Over this period the exhibition organizers managed to raise over €5,000, part of which will be used, in particular, to equip a mobile dental office (able to be transformed into a mobile operating room) based on a Tatra tow truck. According to PFVMH Board of Trustees Chairman Gennadiy Druzenko, he expects that the “dental/operating transformer” will set off for the front as soon as June.
“A goal of any fundraising event is certainly to raise funds,” says Druzenko. “And we have attained this goal, having accumulated during the tour over €5,000. However, the very presentation of the Pirogov First Volunteer Mobile Hospital to our friends in Europe is probably even more important than the funds. We, and the artifacts shown at the exhibition, were not just collecting donations — we witnessed the tragedy and the greatness of what have been going on in Eastern Ukraine for one year now. We were looking for and have found new friends in Europe. They’ve learned about us and believed in us. And this is the most important thing.”
Unlike the action in Lublin, where the “commercial component” was in the auction format, the charitable events in other cities were exhibition & sale, though also included a presentation of the hospital and communication with the artists, as well as performance by renowned Ukrainian kobzar, banduryst and lirnyk Taras Kompanichenko.
In total, the exposition comprised nearly 40 works by seven artists. After Lublin, a half of the paintings remained in Lviv, in the Sheptytsky National Museum, the rest going on the journey to Germany and finally reuniting in the Czech capital. In late May and in June, such exhibitions are also planned in the Lithuanian Embassy in Ukraine and the European Parliament building in Brussels, Belgium.
The main exhibits are icons painted by Sofia Atlantova, Oleksandr Klymenko, and Natalia Volobuyeva on ammo boxes brought from the Anti-Terrorist Operation zone. Despite the very specific material, the art project is antiwar in its essence. The artists decided to combine what is most traditional in the Ukrainian culture — the icon, which for Ukrainians has always been a symbol of peace, humanity, and love — with the artifacts of modern war, thus illustrating the victory of humanism and pacifism over hatred and destruction.
The project is also a kind of attempt to interpret the Ukrainian history over the last thousand years in the context of the war in Donbas, an endeavor to find ways for reconciliation and understanding among Ukrainian regions, and a presentation of the classic icon in an unusual format. Here, the emphasis is made on the artistic rather than the devotional properties of the works.

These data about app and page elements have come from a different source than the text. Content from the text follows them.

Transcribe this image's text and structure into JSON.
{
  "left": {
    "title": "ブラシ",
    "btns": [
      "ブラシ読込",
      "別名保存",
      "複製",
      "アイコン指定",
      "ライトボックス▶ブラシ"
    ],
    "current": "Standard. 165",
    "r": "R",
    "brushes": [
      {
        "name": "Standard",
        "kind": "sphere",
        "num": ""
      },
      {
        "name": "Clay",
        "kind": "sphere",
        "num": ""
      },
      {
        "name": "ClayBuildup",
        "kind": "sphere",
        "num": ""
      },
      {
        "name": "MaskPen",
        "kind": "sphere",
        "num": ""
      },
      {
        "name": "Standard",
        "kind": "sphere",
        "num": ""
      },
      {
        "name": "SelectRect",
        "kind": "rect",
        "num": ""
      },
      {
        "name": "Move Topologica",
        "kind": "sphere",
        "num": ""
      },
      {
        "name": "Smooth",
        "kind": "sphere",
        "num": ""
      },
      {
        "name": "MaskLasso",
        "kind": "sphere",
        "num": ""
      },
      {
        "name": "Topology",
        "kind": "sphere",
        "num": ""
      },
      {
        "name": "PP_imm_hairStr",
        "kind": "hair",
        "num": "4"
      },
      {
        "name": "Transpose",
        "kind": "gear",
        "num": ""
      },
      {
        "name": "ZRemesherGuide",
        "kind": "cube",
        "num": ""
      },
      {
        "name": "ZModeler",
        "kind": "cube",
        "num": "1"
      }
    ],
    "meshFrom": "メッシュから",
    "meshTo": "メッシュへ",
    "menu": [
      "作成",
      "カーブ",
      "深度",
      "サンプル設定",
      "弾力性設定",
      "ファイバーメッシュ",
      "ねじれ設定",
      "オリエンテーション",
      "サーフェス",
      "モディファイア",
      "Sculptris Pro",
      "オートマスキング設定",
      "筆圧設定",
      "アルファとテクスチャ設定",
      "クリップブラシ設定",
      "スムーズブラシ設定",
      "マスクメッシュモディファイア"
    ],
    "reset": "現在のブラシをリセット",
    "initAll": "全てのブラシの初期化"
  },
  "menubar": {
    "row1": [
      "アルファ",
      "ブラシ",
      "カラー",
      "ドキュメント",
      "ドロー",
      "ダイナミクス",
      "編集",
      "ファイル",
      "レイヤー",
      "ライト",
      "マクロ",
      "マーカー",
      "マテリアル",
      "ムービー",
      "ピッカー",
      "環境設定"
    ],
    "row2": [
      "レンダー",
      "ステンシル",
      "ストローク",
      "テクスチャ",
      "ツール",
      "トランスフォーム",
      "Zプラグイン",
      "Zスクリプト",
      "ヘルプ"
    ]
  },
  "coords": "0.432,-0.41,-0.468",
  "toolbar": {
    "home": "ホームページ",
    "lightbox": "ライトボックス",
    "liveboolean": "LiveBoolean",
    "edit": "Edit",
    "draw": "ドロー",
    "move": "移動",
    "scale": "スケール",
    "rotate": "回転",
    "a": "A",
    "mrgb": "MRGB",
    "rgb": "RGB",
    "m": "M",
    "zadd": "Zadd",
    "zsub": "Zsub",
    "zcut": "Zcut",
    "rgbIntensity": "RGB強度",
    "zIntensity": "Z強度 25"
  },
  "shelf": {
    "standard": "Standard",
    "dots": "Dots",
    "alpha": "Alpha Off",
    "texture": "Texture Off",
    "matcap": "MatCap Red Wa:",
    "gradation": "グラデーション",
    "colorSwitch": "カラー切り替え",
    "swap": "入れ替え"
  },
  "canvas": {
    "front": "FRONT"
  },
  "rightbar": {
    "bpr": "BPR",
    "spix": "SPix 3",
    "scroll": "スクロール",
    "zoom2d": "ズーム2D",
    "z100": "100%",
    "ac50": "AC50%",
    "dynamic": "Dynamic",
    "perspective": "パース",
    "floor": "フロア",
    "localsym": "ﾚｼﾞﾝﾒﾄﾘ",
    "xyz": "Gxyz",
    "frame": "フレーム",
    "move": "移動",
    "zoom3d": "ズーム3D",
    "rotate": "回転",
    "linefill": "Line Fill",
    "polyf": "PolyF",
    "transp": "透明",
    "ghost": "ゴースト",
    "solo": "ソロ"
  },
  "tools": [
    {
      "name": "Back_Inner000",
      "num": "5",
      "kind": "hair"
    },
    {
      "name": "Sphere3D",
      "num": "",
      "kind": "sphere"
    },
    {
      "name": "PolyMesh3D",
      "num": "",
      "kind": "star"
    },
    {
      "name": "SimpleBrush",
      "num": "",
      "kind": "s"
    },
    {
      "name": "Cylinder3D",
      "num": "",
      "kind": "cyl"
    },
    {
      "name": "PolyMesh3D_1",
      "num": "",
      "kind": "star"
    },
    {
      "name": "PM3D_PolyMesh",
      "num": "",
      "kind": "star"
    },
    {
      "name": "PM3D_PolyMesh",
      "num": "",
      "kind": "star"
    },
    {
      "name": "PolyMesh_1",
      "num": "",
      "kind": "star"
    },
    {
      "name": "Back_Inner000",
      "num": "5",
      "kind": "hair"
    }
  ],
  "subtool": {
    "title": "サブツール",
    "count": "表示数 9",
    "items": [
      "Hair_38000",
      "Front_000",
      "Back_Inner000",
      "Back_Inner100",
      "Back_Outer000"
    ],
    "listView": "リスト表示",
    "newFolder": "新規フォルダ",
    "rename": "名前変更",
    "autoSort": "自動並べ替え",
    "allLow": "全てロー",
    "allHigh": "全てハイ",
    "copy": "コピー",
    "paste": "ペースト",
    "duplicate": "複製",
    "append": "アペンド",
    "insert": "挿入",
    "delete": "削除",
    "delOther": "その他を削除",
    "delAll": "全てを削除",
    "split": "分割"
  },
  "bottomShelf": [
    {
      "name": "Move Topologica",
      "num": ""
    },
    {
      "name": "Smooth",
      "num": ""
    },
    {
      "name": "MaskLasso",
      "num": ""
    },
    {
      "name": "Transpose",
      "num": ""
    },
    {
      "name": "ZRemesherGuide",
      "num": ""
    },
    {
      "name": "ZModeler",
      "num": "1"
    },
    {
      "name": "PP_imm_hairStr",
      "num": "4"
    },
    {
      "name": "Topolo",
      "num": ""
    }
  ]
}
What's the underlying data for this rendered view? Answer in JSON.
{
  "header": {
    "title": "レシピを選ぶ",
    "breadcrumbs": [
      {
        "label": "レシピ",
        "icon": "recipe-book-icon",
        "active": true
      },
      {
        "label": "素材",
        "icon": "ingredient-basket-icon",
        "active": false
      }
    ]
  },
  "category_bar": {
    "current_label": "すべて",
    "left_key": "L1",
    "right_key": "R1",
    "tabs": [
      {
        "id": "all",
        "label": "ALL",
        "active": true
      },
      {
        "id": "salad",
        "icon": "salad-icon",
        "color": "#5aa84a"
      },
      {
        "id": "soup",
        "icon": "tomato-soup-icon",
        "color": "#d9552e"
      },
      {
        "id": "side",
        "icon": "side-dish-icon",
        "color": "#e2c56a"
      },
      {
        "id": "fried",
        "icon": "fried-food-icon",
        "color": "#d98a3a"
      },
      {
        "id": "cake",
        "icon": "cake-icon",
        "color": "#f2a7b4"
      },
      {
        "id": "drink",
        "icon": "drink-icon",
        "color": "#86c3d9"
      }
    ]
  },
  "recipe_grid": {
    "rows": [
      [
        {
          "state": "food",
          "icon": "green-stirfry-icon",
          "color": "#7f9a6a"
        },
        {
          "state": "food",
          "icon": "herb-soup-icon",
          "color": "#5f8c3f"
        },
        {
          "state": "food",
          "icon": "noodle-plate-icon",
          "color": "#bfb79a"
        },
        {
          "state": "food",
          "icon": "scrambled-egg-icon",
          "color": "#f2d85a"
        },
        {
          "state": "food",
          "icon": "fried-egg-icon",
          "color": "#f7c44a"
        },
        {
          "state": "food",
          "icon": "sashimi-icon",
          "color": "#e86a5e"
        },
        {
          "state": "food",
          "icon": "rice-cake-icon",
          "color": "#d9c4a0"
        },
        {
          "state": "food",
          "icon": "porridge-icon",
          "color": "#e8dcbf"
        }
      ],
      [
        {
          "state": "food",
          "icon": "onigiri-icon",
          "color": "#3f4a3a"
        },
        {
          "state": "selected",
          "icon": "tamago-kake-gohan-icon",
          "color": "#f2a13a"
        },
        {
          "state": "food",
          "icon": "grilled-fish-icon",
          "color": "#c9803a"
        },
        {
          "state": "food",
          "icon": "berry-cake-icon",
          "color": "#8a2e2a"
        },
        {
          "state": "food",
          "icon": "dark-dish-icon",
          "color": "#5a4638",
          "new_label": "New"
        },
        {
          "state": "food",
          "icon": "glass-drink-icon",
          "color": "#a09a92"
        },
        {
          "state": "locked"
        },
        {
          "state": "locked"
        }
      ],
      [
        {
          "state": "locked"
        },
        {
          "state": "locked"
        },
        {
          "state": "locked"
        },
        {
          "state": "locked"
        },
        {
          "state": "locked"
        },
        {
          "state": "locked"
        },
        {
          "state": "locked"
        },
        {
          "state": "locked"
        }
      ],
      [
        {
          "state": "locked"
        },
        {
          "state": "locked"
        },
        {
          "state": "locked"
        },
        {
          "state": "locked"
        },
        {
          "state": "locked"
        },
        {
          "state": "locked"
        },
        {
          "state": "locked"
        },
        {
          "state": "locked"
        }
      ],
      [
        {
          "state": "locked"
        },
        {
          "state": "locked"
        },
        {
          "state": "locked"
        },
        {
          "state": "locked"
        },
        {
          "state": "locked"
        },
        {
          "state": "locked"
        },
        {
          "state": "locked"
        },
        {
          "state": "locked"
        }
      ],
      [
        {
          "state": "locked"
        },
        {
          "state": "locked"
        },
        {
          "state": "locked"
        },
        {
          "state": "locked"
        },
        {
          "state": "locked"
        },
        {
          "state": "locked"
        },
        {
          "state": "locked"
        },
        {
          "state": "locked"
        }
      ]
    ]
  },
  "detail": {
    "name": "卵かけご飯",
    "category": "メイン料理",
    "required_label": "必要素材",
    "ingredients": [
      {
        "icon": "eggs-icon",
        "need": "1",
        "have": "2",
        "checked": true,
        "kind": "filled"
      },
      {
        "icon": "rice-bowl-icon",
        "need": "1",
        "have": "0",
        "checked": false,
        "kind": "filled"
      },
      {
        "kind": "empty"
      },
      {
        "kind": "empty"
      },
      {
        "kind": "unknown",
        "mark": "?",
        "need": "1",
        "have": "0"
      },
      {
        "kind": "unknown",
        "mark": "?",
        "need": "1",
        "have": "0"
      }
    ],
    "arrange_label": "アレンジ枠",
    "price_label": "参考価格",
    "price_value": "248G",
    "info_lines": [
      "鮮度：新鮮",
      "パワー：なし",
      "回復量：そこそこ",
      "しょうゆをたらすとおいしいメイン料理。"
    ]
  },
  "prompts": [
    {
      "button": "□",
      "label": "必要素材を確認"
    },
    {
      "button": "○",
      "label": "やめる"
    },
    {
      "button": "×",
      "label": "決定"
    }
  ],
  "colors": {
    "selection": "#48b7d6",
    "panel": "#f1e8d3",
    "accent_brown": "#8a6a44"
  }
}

Below are excerpts from some of the feedback on the PFVMH support events in Germany that was received by the organizers or posted online:
Oksana Makohon, Leipzig: “The amount collected for the mobile hospital needs in our city is €1,500. I bow low toward all the donators! With your concern you have saved more than one life! During the charity party we also continued collecting money for an ambulance, which we could transfer, e.g., to the mobile hospital. As of today, we have collected as much as €4,377!” (A post in Oksana’s Facebook; dated Apr. 27, 2015.)
Valentyn Moroz, Munich: “My heart was heavy from the statistics cited during the presentation, from realizing one more time that again volunteers — by heavy work, by cents — raise funds for what the state should have been doing. However, another thought prevailed: is it possible to win a victory over the people that by efforts of several dozens of volunteers successfully does the job that only the state can do in other countries?” (A post in Valentyn’s Facebook; dated Apr. 29, 2015.)
Iryna Markevych, Hanover: “You cannot even imagine how much grateful the audience were after yesterday’s party. I still receive phone calls and emails… You touched the hearts of the German part of the audience as well.” (From email dated May 2, 2015. Iryna’s another feedback on the exhibition in Hanover can be found in her Facebook — a post dated Apr. 30, 2015.)